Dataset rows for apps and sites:
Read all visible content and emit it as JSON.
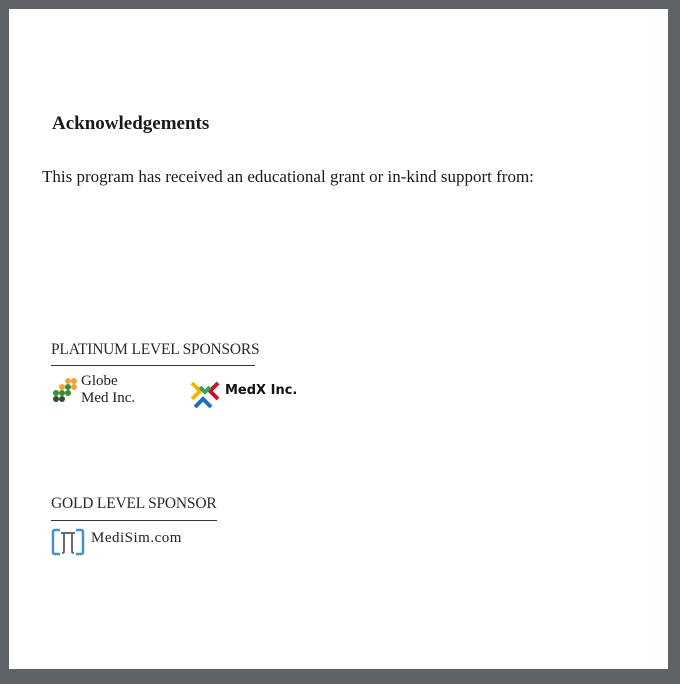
{
  "heading": "Acknowledgements",
  "intro": "This program has received an educational grant or in-kind  support from:",
  "platinum": {
    "title": "PLATINUM LEVEL SPONSORS",
    "sponsors": [
      {
        "name_line1": "Globe",
        "name_line2": "Med Inc.",
        "icon": "globe-med-dots-icon"
      },
      {
        "name": "MedX Inc.",
        "icon": "medx-chevrons-icon"
      }
    ]
  },
  "gold": {
    "title": "GOLD LEVEL SPONSOR",
    "sponsors": [
      {
        "name": "MediSim.com",
        "icon": "medisim-brackets-icon"
      }
    ]
  },
  "colors": {
    "frame": "#5f6266",
    "page": "#ffffff",
    "globe_orange": "#f2a33a",
    "globe_green": "#3d8b37",
    "globe_dark": "#2f4f2f",
    "medx_red": "#c8102e",
    "medx_green": "#3aa655",
    "medx_blue": "#1f6fb8",
    "medx_yellow": "#f2b705",
    "medisim_blue": "#4a90c8",
    "medisim_gray": "#6b6b6b"
  }
}
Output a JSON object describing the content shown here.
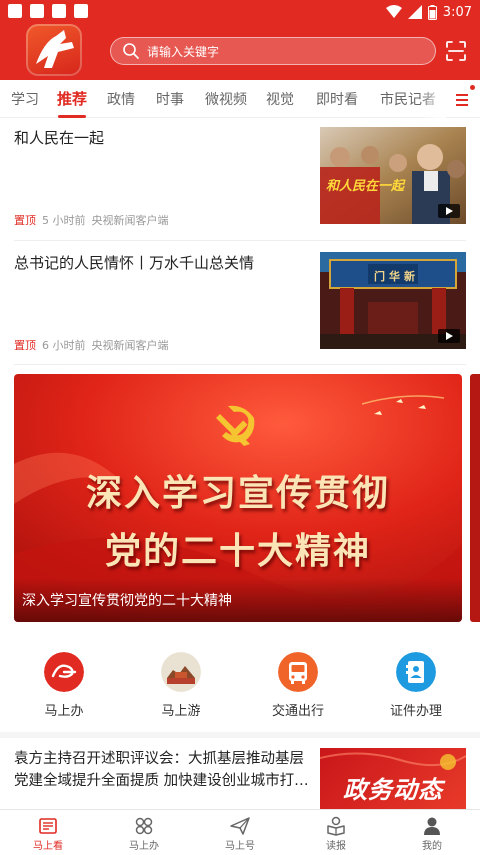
{
  "status_bar": {
    "time": "3:07"
  },
  "header": {
    "search_placeholder": "请输入关键字",
    "icons": {
      "logo": "app-logo",
      "search": "search-icon",
      "scan": "scan-icon"
    },
    "bg_color": "#e02a22"
  },
  "tabs": {
    "items": [
      "学习",
      "推荐",
      "政情",
      "时事",
      "微视频",
      "视觉",
      "即时看",
      "市民记者"
    ],
    "active_index": 1,
    "active_color": "#e02a22"
  },
  "news": [
    {
      "title": "和人民在一起",
      "pin": "置顶",
      "time": "5 小时前",
      "source": "央视新闻客户端",
      "image_text": "和人民在一起"
    },
    {
      "title": "总书记的人民情怀丨万水千山总关情",
      "pin": "置顶",
      "time": "6 小时前",
      "source": "央视新闻客户端",
      "image_text": "门华新"
    }
  ],
  "banner": {
    "line1": "深入学习宣传贯彻",
    "line2": "党的二十大精神",
    "caption": "深入学习宣传贯彻党的二十大精神"
  },
  "quick": [
    {
      "label": "马上办",
      "icon": "mashangban-icon",
      "color": "#e02a22"
    },
    {
      "label": "马上游",
      "icon": "travel-icon",
      "color": "#c0a070"
    },
    {
      "label": "交通出行",
      "icon": "bus-icon",
      "color": "#f0642a"
    },
    {
      "label": "证件办理",
      "icon": "id-card-icon",
      "color": "#1e9be0"
    }
  ],
  "bottom_news": {
    "title": "袁方主持召开述职评议会：大抓基层推动基层党建全域提升全面提质 加快建设创业城市打…",
    "thumb_text": "政务动态"
  },
  "bottom_nav": [
    {
      "label": "马上看",
      "icon": "newspaper-icon",
      "active": true
    },
    {
      "label": "马上办",
      "icon": "apps-icon",
      "active": false
    },
    {
      "label": "马上号",
      "icon": "paper-plane-icon",
      "active": false
    },
    {
      "label": "读报",
      "icon": "reader-icon",
      "active": false
    },
    {
      "label": "我的",
      "icon": "user-icon",
      "active": false
    }
  ]
}
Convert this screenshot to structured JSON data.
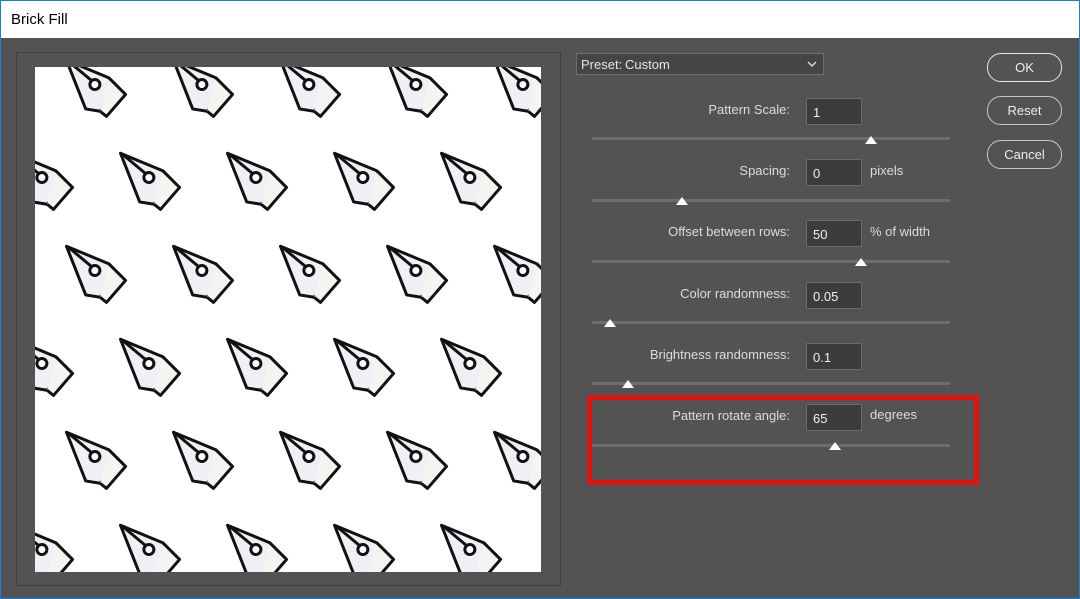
{
  "window": {
    "title": "Brick Fill"
  },
  "preset": {
    "prefix": "Preset:",
    "value": "Custom"
  },
  "params": [
    {
      "label": "Pattern Scale:",
      "value": "1",
      "unit": "",
      "slider_fraction": 0.78
    },
    {
      "label": "Spacing:",
      "value": "0",
      "unit": "pixels",
      "slider_fraction": 0.25
    },
    {
      "label": "Offset between rows:",
      "value": "50",
      "unit": "% of width",
      "slider_fraction": 0.75
    },
    {
      "label": "Color randomness:",
      "value": "0.05",
      "unit": "",
      "slider_fraction": 0.05
    },
    {
      "label": "Brightness randomness:",
      "value": "0.1",
      "unit": "",
      "slider_fraction": 0.1
    },
    {
      "label": "Pattern rotate angle:",
      "value": "65",
      "unit": "degrees",
      "slider_fraction": 0.68
    }
  ],
  "buttons": {
    "ok": "OK",
    "reset": "Reset",
    "cancel": "Cancel"
  },
  "colors": {
    "highlight": "#e0140f",
    "panel": "#535353",
    "accent_border": "#1b7fd4"
  },
  "icons": {
    "preview_tile": "pen-nib-icon",
    "dropdown": "chevron-down-icon"
  }
}
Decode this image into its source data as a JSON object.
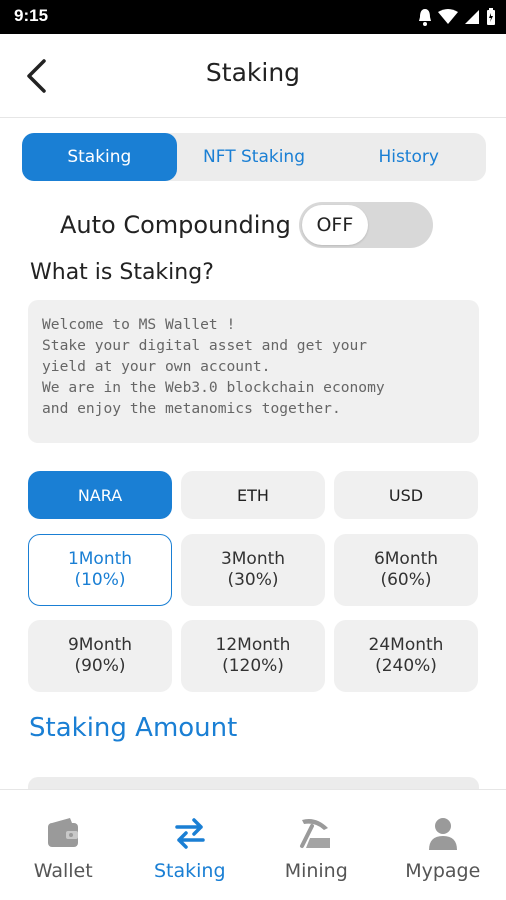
{
  "status_bar": {
    "time": "9:15"
  },
  "header": {
    "title": "Staking"
  },
  "tabs": [
    {
      "label": "Staking",
      "active": true
    },
    {
      "label": "NFT Staking",
      "active": false
    },
    {
      "label": "History",
      "active": false
    }
  ],
  "auto_compounding": {
    "label": "Auto Compounding",
    "toggle_text": "OFF"
  },
  "what_is": {
    "title": "What is Staking?",
    "text": "Welcome to MS Wallet !\nStake your digital asset and get your\nyield at your own account.\nWe are in the Web3.0 blockchain economy\nand enjoy the metanomics together."
  },
  "currencies": [
    {
      "label": "NARA",
      "active": true
    },
    {
      "label": "ETH",
      "active": false
    },
    {
      "label": "USD",
      "active": false
    }
  ],
  "periods": [
    {
      "duration": "1Month",
      "rate": "(10%)",
      "active": true
    },
    {
      "duration": "3Month",
      "rate": "(30%)",
      "active": false
    },
    {
      "duration": "6Month",
      "rate": "(60%)",
      "active": false
    },
    {
      "duration": "9Month",
      "rate": "(90%)",
      "active": false
    },
    {
      "duration": "12Month",
      "rate": "(120%)",
      "active": false
    },
    {
      "duration": "24Month",
      "rate": "(240%)",
      "active": false
    }
  ],
  "staking_amount": {
    "title": "Staking Amount"
  },
  "bottom_nav": [
    {
      "label": "Wallet",
      "icon": "wallet-icon",
      "active": false
    },
    {
      "label": "Staking",
      "icon": "swap-arrows-icon",
      "active": true
    },
    {
      "label": "Mining",
      "icon": "pickaxe-icon",
      "active": false
    },
    {
      "label": "Mypage",
      "icon": "person-icon",
      "active": false
    }
  ],
  "colors": {
    "accent": "#1a7fd4",
    "inactive_bg": "#f0f0f0",
    "nav_inactive": "#9a9a9a"
  }
}
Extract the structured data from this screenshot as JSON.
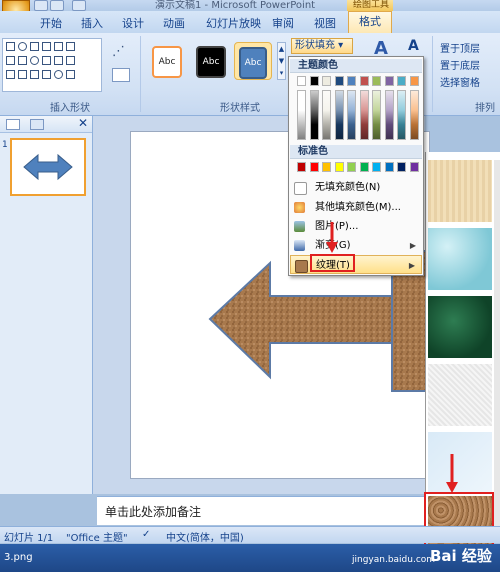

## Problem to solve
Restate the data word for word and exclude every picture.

## Result for this exercise
Read all visible content and emit it as JSON.
{
  "heading": "Acknowledgements",
  "intro": "This program has received an educational grant or in-kind  support from:",
  "platinum": {
    "title": "PLATINUM LEVEL SPONSORS",
    "sponsors": [
      {
        "name_line1": "Globe",
        "name_line2": "Med Inc.",
        "icon": "globe-med-dots-icon"
      },
      {
        "name": "MedX Inc.",
        "icon": "medx-chevrons-icon"
      }
    ]
  },
  "gold": {
    "title": "GOLD LEVEL SPONSOR",
    "sponsors": [
      {
        "name": "MediSim.com",
        "icon": "medisim-brackets-icon"
      }
    ]
  },
  "colors": {
    "frame": "#5f6266",
    "page": "#ffffff",
    "globe_orange": "#f2a33a",
    "globe_green": "#3d8b37",
    "globe_dark": "#2f4f2f",
    "medx_red": "#c8102e",
    "medx_green": "#3aa655",
    "medx_blue": "#1f6fb8",
    "medx_yellow": "#f2b705",
    "medisim_blue": "#4a90c8",
    "medisim_gray": "#6b6b6b"
  }
}
Output a JSON object describing the content shown here.
{
  "status_bar": {
    "time": "3:07"
  },
  "header": {
    "search_placeholder": "请输入关键字",
    "icons": {
      "logo": "app-logo",
      "search": "search-icon",
      "scan": "scan-icon"
    },
    "bg_color": "#e02a22"
  },
  "tabs": {
    "items": [
      "学习",
      "推荐",
      "政情",
      "时事",
      "微视频",
      "视觉",
      "即时看",
      "市民记者"
    ],
    "active_index": 1,
    "active_color": "#e02a22"
  },
  "news": [
    {
      "title": "和人民在一起",
      "pin": "置顶",
      "time": "5 小时前",
      "source": "央视新闻客户端",
      "image_text": "和人民在一起"
    },
    {
      "title": "总书记的人民情怀丨万水千山总关情",
      "pin": "置顶",
      "time": "6 小时前",
      "source": "央视新闻客户端",
      "image_text": "门华新"
    }
  ],
  "banner": {
    "line1": "深入学习宣传贯彻",
    "line2": "党的二十大精神",
    "caption": "深入学习宣传贯彻党的二十大精神"
  },
  "quick": [
    {
      "label": "马上办",
      "icon": "mashangban-icon",
      "color": "#e02a22"
    },
    {
      "label": "马上游",
      "icon": "travel-icon",
      "color": "#c0a070"
    },
    {
      "label": "交通出行",
      "icon": "bus-icon",
      "color": "#f0642a"
    },
    {
      "label": "证件办理",
      "icon": "id-card-icon",
      "color": "#1e9be0"
    }
  ],
  "bottom_news": {
    "title": "袁方主持召开述职评议会：大抓基层推动基层党建全域提升全面提质 加快建设创业城市打…",
    "thumb_text": "政务动态"
  },
  "bottom_nav": [
    {
      "label": "马上看",
      "icon": "newspaper-icon",
      "active": true
    },
    {
      "label": "马上办",
      "icon": "apps-icon",
      "active": false
    },
    {
      "label": "马上号",
      "icon": "paper-plane-icon",
      "active": false
    },
    {
      "label": "读报",
      "icon": "reader-icon",
      "active": false
    },
    {
      "label": "我的",
      "icon": "user-icon",
      "active": false
    }
  ]
}
Convert this screenshot to structured JSON data.
{
  "window": {
    "title": "Brick Fill"
  },
  "preset": {
    "prefix": "Preset:",
    "value": "Custom"
  },
  "params": [
    {
      "label": "Pattern Scale:",
      "value": "1",
      "unit": "",
      "slider_fraction": 0.78
    },
    {
      "label": "Spacing:",
      "value": "0",
      "unit": "pixels",
      "slider_fraction": 0.25
    },
    {
      "label": "Offset between rows:",
      "value": "50",
      "unit": "% of width",
      "slider_fraction": 0.75
    },
    {
      "label": "Color randomness:",
      "value": "0.05",
      "unit": "",
      "slider_fraction": 0.05
    },
    {
      "label": "Brightness randomness:",
      "value": "0.1",
      "unit": "",
      "slider_fraction": 0.1
    },
    {
      "label": "Pattern rotate angle:",
      "value": "65",
      "unit": "degrees",
      "slider_fraction": 0.68
    }
  ],
  "buttons": {
    "ok": "OK",
    "reset": "Reset",
    "cancel": "Cancel"
  },
  "colors": {
    "highlight": "#e0140f",
    "panel": "#535353",
    "accent_border": "#1b7fd4"
  },
  "icons": {
    "preview_tile": "pen-nib-icon",
    "dropdown": "chevron-down-icon"
  }
}
Decode this image into its source data as a JSON object.
{
  "status_bar": {
    "time": "9:15"
  },
  "header": {
    "title": "Staking"
  },
  "tabs": [
    {
      "label": "Staking",
      "active": true
    },
    {
      "label": "NFT Staking",
      "active": false
    },
    {
      "label": "History",
      "active": false
    }
  ],
  "auto_compounding": {
    "label": "Auto Compounding",
    "toggle_text": "OFF"
  },
  "what_is": {
    "title": "What is Staking?",
    "text": "Welcome to MS Wallet !\nStake your digital asset and get your\nyield at your own account.\nWe are in the Web3.0 blockchain economy\nand enjoy the metanomics together."
  },
  "currencies": [
    {
      "label": "NARA",
      "active": true
    },
    {
      "label": "ETH",
      "active": false
    },
    {
      "label": "USD",
      "active": false
    }
  ],
  "periods": [
    {
      "duration": "1Month",
      "rate": "(10%)",
      "active": true
    },
    {
      "duration": "3Month",
      "rate": "(30%)",
      "active": false
    },
    {
      "duration": "6Month",
      "rate": "(60%)",
      "active": false
    },
    {
      "duration": "9Month",
      "rate": "(90%)",
      "active": false
    },
    {
      "duration": "12Month",
      "rate": "(120%)",
      "active": false
    },
    {
      "duration": "24Month",
      "rate": "(240%)",
      "active": false
    }
  ],
  "staking_amount": {
    "title": "Staking Amount"
  },
  "bottom_nav": [
    {
      "label": "Wallet",
      "icon": "wallet-icon",
      "active": false
    },
    {
      "label": "Staking",
      "icon": "swap-arrows-icon",
      "active": true
    },
    {
      "label": "Mining",
      "icon": "pickaxe-icon",
      "active": false
    },
    {
      "label": "Mypage",
      "icon": "person-icon",
      "active": false
    }
  ],
  "colors": {
    "accent": "#1a7fd4",
    "inactive_bg": "#f0f0f0",
    "nav_inactive": "#9a9a9a"
  }
}
Extract the structured data from this screenshot as JSON.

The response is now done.